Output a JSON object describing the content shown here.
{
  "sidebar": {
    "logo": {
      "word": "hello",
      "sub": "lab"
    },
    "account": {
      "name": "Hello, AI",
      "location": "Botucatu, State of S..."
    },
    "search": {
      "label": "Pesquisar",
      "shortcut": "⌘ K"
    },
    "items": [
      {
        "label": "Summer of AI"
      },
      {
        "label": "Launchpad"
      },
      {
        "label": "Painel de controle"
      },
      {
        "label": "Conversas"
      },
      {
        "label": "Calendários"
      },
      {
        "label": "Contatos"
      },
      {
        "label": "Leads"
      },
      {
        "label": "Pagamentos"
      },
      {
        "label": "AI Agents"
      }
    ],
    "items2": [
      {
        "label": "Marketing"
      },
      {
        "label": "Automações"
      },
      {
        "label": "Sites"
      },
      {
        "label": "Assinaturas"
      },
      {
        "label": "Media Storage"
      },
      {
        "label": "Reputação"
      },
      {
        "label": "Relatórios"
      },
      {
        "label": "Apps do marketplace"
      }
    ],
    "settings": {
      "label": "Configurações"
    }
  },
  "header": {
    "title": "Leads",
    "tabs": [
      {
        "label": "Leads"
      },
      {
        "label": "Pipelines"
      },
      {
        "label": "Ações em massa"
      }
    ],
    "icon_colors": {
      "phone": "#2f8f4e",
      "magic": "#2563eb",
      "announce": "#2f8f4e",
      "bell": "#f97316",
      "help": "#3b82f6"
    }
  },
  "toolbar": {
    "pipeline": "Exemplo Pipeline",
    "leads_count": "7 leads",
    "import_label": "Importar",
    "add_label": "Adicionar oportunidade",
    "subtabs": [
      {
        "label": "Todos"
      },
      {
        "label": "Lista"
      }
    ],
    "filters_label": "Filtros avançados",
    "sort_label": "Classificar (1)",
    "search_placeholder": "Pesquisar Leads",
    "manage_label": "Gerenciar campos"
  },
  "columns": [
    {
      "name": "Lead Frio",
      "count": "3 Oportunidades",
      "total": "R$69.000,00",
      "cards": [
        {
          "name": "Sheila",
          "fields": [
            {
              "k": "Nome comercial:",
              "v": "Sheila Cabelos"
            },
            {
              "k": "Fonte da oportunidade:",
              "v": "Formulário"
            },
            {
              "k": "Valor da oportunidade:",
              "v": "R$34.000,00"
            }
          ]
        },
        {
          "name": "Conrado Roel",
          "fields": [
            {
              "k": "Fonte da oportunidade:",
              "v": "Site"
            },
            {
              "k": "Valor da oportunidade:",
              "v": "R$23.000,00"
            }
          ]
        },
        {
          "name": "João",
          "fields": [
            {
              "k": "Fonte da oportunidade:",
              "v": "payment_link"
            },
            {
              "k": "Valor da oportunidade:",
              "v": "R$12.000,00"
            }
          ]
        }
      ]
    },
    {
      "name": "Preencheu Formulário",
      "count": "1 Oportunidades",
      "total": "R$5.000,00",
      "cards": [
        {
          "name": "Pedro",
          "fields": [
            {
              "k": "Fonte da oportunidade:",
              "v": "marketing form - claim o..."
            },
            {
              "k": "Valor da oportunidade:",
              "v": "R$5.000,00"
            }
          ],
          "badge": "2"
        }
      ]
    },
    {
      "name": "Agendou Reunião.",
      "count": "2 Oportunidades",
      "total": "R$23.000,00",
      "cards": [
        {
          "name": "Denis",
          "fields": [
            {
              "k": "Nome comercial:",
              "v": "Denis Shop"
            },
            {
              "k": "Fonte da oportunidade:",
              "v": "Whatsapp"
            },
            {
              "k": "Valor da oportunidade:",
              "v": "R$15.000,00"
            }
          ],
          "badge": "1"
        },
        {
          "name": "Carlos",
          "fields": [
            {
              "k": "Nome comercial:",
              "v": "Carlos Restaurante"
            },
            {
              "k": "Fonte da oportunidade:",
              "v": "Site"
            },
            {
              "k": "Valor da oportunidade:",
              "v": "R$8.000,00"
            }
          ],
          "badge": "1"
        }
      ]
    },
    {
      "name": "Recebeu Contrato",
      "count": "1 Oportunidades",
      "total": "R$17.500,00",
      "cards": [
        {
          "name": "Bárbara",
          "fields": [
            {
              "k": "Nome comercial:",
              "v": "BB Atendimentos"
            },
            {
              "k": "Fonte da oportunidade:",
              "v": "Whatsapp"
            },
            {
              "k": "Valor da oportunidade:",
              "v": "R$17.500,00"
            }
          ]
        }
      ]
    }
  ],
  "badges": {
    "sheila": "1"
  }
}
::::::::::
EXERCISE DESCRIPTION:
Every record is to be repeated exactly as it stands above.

RESPONSE TO THIS TASK:
Output a JSON object describing the content shown here.
{
  "sidebar": {
    "logo": {
      "word": "hello",
      "sub": "lab"
    },
    "account": {
      "name": "Hello, AI",
      "location": "Botucatu, State of S..."
    },
    "search": {
      "label": "Pesquisar",
      "shortcut": "⌘ K"
    },
    "items": [
      {
        "label": "Summer of AI"
      },
      {
        "label": "Launchpad"
      },
      {
        "label": "Painel de controle"
      },
      {
        "label": "Conversas"
      },
      {
        "label": "Calendários"
      },
      {
        "label": "Contatos"
      },
      {
        "label": "Leads"
      },
      {
        "label": "Pagamentos"
      },
      {
        "label": "AI Agents"
      }
    ],
    "items2": [
      {
        "label": "Marketing"
      },
      {
        "label": "Automações"
      },
      {
        "label": "Sites"
      },
      {
        "label": "Assinaturas"
      },
      {
        "label": "Media Storage"
      },
      {
        "label": "Reputação"
      },
      {
        "label": "Relatórios"
      },
      {
        "label": "Apps do marketplace"
      }
    ],
    "settings": {
      "label": "Configurações"
    }
  },
  "header": {
    "title": "Leads",
    "tabs": [
      {
        "label": "Leads"
      },
      {
        "label": "Pipelines"
      },
      {
        "label": "Ações em massa"
      }
    ],
    "icon_colors": {
      "phone": "#2f8f4e",
      "magic": "#2563eb",
      "announce": "#2f8f4e",
      "bell": "#f97316",
      "help": "#3b82f6"
    }
  },
  "toolbar": {
    "pipeline": "Exemplo Pipeline",
    "leads_count": "7 leads",
    "import_label": "Importar",
    "add_label": "Adicionar oportunidade",
    "subtabs": [
      {
        "label": "Todos"
      },
      {
        "label": "Lista"
      }
    ],
    "filters_label": "Filtros avançados",
    "sort_label": "Classificar (1)",
    "search_placeholder": "Pesquisar Leads",
    "manage_label": "Gerenciar campos"
  },
  "columns": [
    {
      "name": "Lead Frio",
      "count": "3 Oportunidades",
      "total": "R$69.000,00",
      "cards": [
        {
          "name": "Sheila",
          "fields": [
            {
              "k": "Nome comercial:",
              "v": "Sheila Cabelos"
            },
            {
              "k": "Fonte da oportunidade:",
              "v": "Formulário"
            },
            {
              "k": "Valor da oportunidade:",
              "v": "R$34.000,00"
            }
          ]
        },
        {
          "name": "Conrado Roel",
          "fields": [
            {
              "k": "Fonte da oportunidade:",
              "v": "Site"
            },
            {
              "k": "Valor da oportunidade:",
              "v": "R$23.000,00"
            }
          ]
        },
        {
          "name": "João",
          "fields": [
            {
              "k": "Fonte da oportunidade:",
              "v": "payment_link"
            },
            {
              "k": "Valor da oportunidade:",
              "v": "R$12.000,00"
            }
          ]
        }
      ]
    },
    {
      "name": "Preencheu Formulário",
      "count": "1 Oportunidades",
      "total": "R$5.000,00",
      "cards": [
        {
          "name": "Pedro",
          "fields": [
            {
              "k": "Fonte da oportunidade:",
              "v": "marketing form - claim o..."
            },
            {
              "k": "Valor da oportunidade:",
              "v": "R$5.000,00"
            }
          ],
          "badge": "2"
        }
      ]
    },
    {
      "name": "Agendou Reunião.",
      "count": "2 Oportunidades",
      "total": "R$23.000,00",
      "cards": [
        {
          "name": "Denis",
          "fields": [
            {
              "k": "Nome comercial:",
              "v": "Denis Shop"
            },
            {
              "k": "Fonte da oportunidade:",
              "v": "Whatsapp"
            },
            {
              "k": "Valor da oportunidade:",
              "v": "R$15.000,00"
            }
          ],
          "badge": "1"
        },
        {
          "name": "Carlos",
          "fields": [
            {
              "k": "Nome comercial:",
              "v": "Carlos Restaurante"
            },
            {
              "k": "Fonte da oportunidade:",
              "v": "Site"
            },
            {
              "k": "Valor da oportunidade:",
              "v": "R$8.000,00"
            }
          ],
          "badge": "1"
        }
      ]
    },
    {
      "name": "Recebeu Contrato",
      "count": "1 Oportunidades",
      "total": "R$17.500,00",
      "cards": [
        {
          "name": "Bárbara",
          "fields": [
            {
              "k": "Nome comercial:",
              "v": "BB Atendimentos"
            },
            {
              "k": "Fonte da oportunidade:",
              "v": "Whatsapp"
            },
            {
              "k": "Valor da oportunidade:",
              "v": "R$17.500,00"
            }
          ]
        }
      ]
    }
  ],
  "badges": {
    "sheila": "1"
  }
}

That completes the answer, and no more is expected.